Mondelez International Inc (NASDAQ:MDLZ) Should Be on Your Radar Going Forward
Earlier this month, Investment U dividends expert Marc Lichtenfeld told you why to avoid Kraft Foods Group (Nasdaq:KRFT) after the news that it was splitting with its international business unit, Mondelez International (Nasdaq:MDLZ). Today, Iâ€™m going to make the case for investing in Mondelezâ€¦
Hereâ€™s the gist of the announcement, in case you missed it:
Kraft Foods, the worldâ€™s second-largest food company, recently completed its plans to spin-off its mature North American grocery business. With annual revenue of $54.4 billion in 2011, Kraft announced its plans to split into two publicly traded companies in August of last year. If you owned a share of KFT now, with the split youâ€™ll get one share in the new business for every three you previously held.

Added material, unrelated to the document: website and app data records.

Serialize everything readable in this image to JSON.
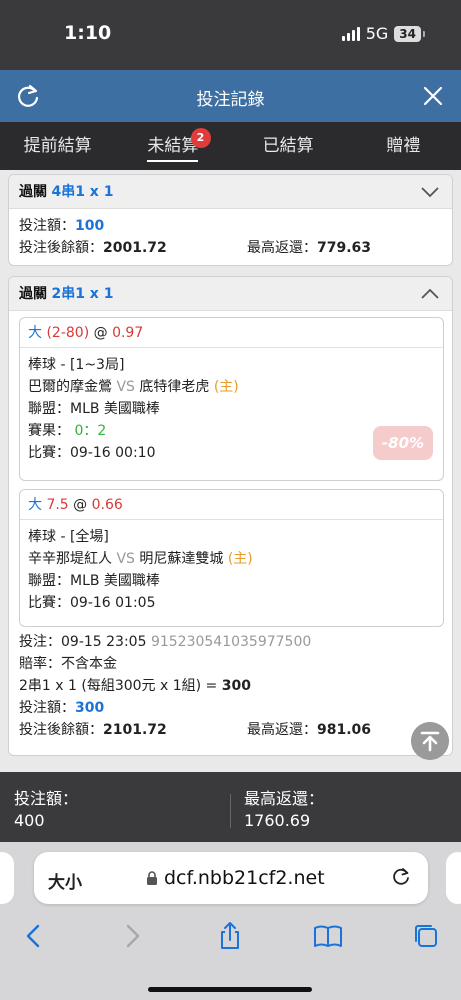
{
  "status": {
    "time": "1:10",
    "network": "5G",
    "battery": "34"
  },
  "header": {
    "title": "投注記錄"
  },
  "tabs": [
    {
      "label": "提前結算"
    },
    {
      "label": "未結算",
      "badge": "2"
    },
    {
      "label": "已結算"
    },
    {
      "label": "贈禮"
    }
  ],
  "card1": {
    "type": "過關",
    "combo": "4串1 x 1",
    "stake_label": "投注額：",
    "stake": "100",
    "balance_label": "投注後餘額：",
    "balance": "2001.72",
    "max_return_label": "最高返還：",
    "max_return": "779.63"
  },
  "card2": {
    "type": "過關",
    "combo": "2串1 x 1",
    "legs": [
      {
        "pick": "大",
        "line": "(2-80)",
        "at": "@",
        "odds": "0.97",
        "sport": "棒球 - [1~3局]",
        "home": "巴爾的摩金鶯",
        "vs": "VS",
        "away": "底特律老虎",
        "host": "(主)",
        "league": "聯盟：MLB 美國職棒",
        "result_label": "賽果：",
        "result": "0：2",
        "match": "比賽：09-16 00:10",
        "stamp": "-80%"
      },
      {
        "pick": "大",
        "line": "7.5",
        "at": "@",
        "odds": "0.66",
        "sport": "棒球 - [全場]",
        "home": "辛辛那堤紅人",
        "vs": "VS",
        "away": "明尼蘇達雙城",
        "host": "(主)",
        "league": "聯盟：MLB 美國職棒",
        "match": "比賽：09-16 01:05"
      }
    ],
    "bet_time": "投注：09-15 23:05",
    "bet_id": "915230541035977500",
    "odds_note": "賠率：不含本金",
    "combo_calc": "2串1 x 1 (每組300元 x 1組) = ",
    "combo_total": "300",
    "stake_label": "投注額：",
    "stake": "300",
    "balance_label": "投注後餘額：",
    "balance": "2101.72",
    "max_return_label": "最高返還：",
    "max_return": "981.06"
  },
  "summary": {
    "stake_label": "投注額：",
    "stake": "400",
    "return_label": "最高返還：",
    "return": "1760.69"
  },
  "browser": {
    "text_size": "大小",
    "url": "dcf.nbb21cf2.net"
  },
  "colors": {
    "header_blue": "#3d6fa3",
    "accent_blue": "#1a73d8",
    "red": "#d83a3a",
    "green": "#34b23a",
    "orange": "#e89a2a"
  }
}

Hereâ€™s the skinny on the dealâ€¦
When the company announced last summer that it would split into two entities, the reason was to give a better value to its stockholders. It was evident that there were two distinct companies within Kraft. There was the mature North American grocery business and a global snack-food aspect.
Kraft Foods Group is the North American business and it has many popular long-standing brands like Oscar Mayer, Kool-Aid, Velveeta and Planters. The new snack-food business is now known as Mondelez International. MDLZ possesses all the dental nightmares that include high-growth products Cadbury, Oreos and Chips Ahoy.
Kraft Foods Group intends on paying out a $2 annual dividend, which would result in a yield of 4.3%. That, for the moment, is attractive because itâ€™s better than the 3% or 4% you would get from some of its popular food stock peers.
But as Marc wrote earlier this month, donâ€™t chase the fat dividend from KRFT:
â€œThe companyâ€™s payout ratio will be 79% in 2012 and 74.4% in 2013, too high to be considered safe or likely to be raised â€“ especially if the companyâ€™s brands donâ€™t get revived and earnings disappoint. The payout ratio is the percentage of earnings that are paid out in dividends. I like to se a payout ratio below 75% to feel comfortable that the dividend is safe and will probably increase.
â€œAnd with corn and other commodity prices sharply higher this year due to the drought in the Midwest, Kraftâ€™s raw materials costs should be higher, which will squeeze margins if itâ€™s unable to pass those increases on to the consumer.â€
Why Mondelez Should Be on Your Radar Going Forward
Mondelez International, on the other hand, seeks growth overseasâ€¦
Mondelez shares are trading around $28. Itâ€™s a different animal from its mature market sibling, Kraft. In my best estimation, the company should experience higher earnings growth while trading at a similar P/E ratio. Because of where they are in the business cycle, you arenâ€™t going to get the same high dividend as KRFT.
- But the following reasons are why Mondelez should be in your radar going forward:
Think about high growth potential. Mondelez gets 44% of its revenue from what we would categorize as emerging markets. Thereâ€™s also a belief in the market that Mondelez may become a credible alternative to Coca-Cola (NYSE: KO) and Colgate (NYSE: CL) in the developing world.
- Mondelez has 75% of its revenue tied to the fastest-growing products in packaged food such as gum, candy, chocolate and biscuits. Plus, the company will either have top or second market share in all of these categories.
- Credit Suisse analyst Robert Moskow places an â€œoutperformâ€ rating and a $31 price target. He has stated that we should see â€œsignificant earnings growthâ€ in two years with about $1.80 profit per share.
- Joe Cornell, principal at Chicago-based Spin-Off Research, states, â€œInternationally, we expect developing markets to drive maximum growth for Mondelez going forward. We expect developing markets to deliver double-digit revenue growth over the long term.â€
The market pundits have rendered their decision on the split. As the above evidence suggests, Mondelez seems like the stock with all the growth potential, and thatâ€™s due to the growing demand of the â€œsweet toothâ€ in both Asia and South America.